Entries from a dataset of interfaces:

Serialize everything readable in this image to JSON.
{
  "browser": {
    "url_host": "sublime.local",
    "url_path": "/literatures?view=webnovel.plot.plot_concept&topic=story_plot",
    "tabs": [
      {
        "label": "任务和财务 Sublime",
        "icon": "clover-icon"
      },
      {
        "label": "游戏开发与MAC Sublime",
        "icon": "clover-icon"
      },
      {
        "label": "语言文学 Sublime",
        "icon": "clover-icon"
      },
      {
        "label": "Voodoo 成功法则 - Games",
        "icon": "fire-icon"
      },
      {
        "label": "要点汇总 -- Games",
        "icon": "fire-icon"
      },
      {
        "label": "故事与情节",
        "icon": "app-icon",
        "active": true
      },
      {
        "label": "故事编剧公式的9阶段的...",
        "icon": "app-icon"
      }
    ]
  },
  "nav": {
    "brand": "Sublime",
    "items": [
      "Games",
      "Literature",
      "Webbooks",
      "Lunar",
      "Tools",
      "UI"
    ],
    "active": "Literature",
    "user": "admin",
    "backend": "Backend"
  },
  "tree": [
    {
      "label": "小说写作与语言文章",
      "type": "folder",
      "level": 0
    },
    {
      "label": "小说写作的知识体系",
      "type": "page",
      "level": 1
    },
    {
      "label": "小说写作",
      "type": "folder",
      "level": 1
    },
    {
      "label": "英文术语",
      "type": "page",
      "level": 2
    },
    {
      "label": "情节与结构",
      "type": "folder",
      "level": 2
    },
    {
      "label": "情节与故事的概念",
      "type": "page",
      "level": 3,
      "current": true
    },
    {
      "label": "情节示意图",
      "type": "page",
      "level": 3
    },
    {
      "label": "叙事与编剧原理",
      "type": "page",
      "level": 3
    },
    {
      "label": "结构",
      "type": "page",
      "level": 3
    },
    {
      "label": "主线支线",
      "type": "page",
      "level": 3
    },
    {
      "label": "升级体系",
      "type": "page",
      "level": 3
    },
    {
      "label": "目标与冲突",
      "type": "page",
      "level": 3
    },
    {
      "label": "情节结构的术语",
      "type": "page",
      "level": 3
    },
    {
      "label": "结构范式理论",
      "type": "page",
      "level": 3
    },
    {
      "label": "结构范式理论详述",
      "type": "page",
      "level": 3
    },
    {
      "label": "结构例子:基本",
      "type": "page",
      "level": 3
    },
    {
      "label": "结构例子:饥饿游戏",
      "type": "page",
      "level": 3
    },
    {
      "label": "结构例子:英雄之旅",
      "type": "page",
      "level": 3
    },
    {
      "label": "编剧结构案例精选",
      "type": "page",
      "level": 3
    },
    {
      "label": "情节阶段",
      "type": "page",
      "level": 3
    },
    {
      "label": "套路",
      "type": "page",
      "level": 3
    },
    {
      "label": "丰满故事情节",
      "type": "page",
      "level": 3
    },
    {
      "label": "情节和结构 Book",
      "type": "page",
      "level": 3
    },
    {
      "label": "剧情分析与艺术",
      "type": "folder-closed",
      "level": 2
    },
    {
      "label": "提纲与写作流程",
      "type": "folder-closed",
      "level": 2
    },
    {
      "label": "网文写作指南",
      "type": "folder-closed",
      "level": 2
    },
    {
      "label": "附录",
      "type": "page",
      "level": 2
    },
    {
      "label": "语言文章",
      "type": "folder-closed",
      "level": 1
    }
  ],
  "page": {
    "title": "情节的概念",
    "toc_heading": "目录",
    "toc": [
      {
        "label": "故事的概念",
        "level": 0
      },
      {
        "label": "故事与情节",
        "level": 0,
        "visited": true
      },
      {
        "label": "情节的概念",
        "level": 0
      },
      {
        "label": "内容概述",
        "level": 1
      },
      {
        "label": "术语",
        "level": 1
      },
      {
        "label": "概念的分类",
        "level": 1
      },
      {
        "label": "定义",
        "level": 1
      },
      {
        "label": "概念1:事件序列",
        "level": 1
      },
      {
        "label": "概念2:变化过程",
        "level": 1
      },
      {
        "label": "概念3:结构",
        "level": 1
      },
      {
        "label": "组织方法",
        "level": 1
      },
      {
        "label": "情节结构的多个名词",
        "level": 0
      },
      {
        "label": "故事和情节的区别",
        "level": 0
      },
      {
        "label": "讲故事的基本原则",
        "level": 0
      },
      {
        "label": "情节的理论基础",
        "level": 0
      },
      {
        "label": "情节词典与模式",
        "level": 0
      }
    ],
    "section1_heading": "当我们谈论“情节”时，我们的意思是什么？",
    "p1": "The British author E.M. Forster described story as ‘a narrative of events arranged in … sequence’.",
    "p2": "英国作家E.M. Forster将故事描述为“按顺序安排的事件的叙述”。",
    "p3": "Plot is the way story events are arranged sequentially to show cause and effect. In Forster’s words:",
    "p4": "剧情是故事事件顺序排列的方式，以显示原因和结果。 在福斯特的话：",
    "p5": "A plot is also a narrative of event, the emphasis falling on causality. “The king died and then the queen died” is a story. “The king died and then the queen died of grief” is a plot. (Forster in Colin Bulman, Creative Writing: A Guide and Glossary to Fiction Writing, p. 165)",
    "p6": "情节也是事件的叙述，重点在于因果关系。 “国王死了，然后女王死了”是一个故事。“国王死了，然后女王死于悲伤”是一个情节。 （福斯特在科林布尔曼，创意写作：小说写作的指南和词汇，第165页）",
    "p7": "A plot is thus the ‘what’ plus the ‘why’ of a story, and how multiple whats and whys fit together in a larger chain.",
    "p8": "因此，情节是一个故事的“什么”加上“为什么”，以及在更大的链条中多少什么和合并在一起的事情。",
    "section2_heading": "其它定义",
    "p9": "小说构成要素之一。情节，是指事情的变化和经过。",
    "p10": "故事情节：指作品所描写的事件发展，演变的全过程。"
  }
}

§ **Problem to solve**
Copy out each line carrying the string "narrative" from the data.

§ **Answer below**
    "p1": "The British author E.M. Forster described story as ‘a narrative of events arranged in … sequence’.",
    "p5": "A plot is also a narrative of event, the emphasis falling on causality. “The king died and then the queen died” is a story. “The king died and then the queen died of grief” is a plot. (Forster in Colin Bulman, Creative Writing: A Guide and Glossary to Fiction Writing, p. 165)",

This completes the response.